Author: P. Fernando Pascual, L.C | Source: Catholic.net
The word irreversible appears in different contexts and with similar meanings.
For example, when it is claimed that law is irreversible, or that a process is not reversed, or that these agreements will not be modified, etc.
Using the word irreversible expresses an assessment that often coincides with a desire: The desire that this will not change in the future.
Life, however, contains a thousand surprises. That declared irreversible decision is radically modified after years (or even months).
Why are so many things declared as irreversible not? Because the human being retains freedom that allows him not only to reject what is decided by others, but to "go back", to recover an earlier situation, or to take steps towards completely new horizons.
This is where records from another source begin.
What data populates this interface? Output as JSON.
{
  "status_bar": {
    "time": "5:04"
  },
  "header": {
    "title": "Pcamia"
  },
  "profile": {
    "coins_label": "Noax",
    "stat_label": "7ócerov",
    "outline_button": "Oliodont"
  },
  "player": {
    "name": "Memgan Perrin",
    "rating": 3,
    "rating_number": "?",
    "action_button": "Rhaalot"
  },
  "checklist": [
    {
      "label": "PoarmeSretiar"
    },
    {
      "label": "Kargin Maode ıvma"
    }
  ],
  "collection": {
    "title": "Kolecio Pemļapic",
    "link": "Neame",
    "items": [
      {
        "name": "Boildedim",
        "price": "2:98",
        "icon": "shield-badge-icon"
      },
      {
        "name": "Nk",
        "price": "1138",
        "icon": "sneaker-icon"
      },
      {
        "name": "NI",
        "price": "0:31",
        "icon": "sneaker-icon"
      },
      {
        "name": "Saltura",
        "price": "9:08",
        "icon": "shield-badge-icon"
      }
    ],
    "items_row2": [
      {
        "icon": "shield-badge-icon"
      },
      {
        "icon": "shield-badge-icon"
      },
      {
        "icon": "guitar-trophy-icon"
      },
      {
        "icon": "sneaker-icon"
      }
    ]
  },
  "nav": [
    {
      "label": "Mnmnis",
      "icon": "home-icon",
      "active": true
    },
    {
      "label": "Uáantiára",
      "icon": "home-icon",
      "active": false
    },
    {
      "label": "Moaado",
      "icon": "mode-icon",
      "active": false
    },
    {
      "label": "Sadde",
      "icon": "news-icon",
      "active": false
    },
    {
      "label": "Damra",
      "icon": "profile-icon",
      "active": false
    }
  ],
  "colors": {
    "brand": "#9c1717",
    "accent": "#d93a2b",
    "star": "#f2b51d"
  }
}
A little prudence, common sense (so forgotten) and serenity, would lead many journalists, politicians, scholars, not to use the word irreversible as an adjective, and to recognize how many possibilities exist before us.
Of course, over time it will be discovered that a process has provoked so radical changes that "going back" seems very difficult, almost impossible.
For example, the introduction of firearms into the war has left "out of place" the use of spears and arrows as effective instruments for combat.
But even in such cases, it is impossible to resort to ideas, instruments, and ways of acting "overcome". Also among us, some can kill others with a bow and an arrow…
In the way of history very few institutions, customs, techniques, are "irreversible". Not only for that freedom that surprises us so much but because the same human process is full of jumps in all directions. Also to those declared as "overcome" that suddenly they are again present among us...